* _Work to complete_:
Where the records below have a line with "value", that line is to be copied.
--- Record extracts Enclosed Below ---
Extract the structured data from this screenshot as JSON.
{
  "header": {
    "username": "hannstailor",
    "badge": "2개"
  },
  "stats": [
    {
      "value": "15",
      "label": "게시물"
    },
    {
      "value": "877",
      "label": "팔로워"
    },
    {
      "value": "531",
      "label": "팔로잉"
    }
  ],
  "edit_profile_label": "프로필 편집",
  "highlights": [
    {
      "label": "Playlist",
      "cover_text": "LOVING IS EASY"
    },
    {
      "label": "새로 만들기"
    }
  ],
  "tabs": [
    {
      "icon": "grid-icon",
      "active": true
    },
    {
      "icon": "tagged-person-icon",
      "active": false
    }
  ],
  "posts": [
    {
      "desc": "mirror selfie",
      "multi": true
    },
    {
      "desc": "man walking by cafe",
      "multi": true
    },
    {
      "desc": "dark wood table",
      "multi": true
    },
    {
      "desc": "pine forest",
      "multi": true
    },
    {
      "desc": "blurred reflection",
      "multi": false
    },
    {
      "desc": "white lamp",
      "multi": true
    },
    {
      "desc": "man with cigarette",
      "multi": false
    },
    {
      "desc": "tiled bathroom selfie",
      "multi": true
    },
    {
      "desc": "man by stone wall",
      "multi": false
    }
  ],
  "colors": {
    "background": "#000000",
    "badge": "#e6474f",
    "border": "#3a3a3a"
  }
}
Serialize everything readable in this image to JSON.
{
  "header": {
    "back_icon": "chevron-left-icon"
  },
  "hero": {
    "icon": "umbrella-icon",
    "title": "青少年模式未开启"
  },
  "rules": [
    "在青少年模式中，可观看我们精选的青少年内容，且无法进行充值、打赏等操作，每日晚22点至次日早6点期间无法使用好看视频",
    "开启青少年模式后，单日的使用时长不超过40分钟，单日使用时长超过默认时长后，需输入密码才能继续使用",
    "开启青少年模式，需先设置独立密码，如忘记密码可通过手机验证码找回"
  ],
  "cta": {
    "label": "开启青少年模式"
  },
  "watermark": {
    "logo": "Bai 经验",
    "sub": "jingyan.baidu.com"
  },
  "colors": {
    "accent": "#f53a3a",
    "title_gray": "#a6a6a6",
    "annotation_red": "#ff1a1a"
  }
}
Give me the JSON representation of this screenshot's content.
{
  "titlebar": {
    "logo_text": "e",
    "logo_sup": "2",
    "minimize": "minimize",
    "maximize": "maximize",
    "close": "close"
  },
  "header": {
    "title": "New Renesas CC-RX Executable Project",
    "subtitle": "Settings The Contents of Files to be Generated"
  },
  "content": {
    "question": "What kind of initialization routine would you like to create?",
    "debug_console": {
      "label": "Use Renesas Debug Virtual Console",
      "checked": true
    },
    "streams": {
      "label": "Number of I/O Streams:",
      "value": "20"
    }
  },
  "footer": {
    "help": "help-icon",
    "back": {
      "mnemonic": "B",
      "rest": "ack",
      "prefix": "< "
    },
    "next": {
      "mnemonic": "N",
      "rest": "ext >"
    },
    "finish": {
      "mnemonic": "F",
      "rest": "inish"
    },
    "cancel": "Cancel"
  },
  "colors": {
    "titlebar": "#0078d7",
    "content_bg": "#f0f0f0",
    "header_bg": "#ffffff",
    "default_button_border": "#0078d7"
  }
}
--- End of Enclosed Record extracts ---
* _Completed exercise_:
      "value": "15",
      "value": "877",
      "value": "531",
      "value": "20"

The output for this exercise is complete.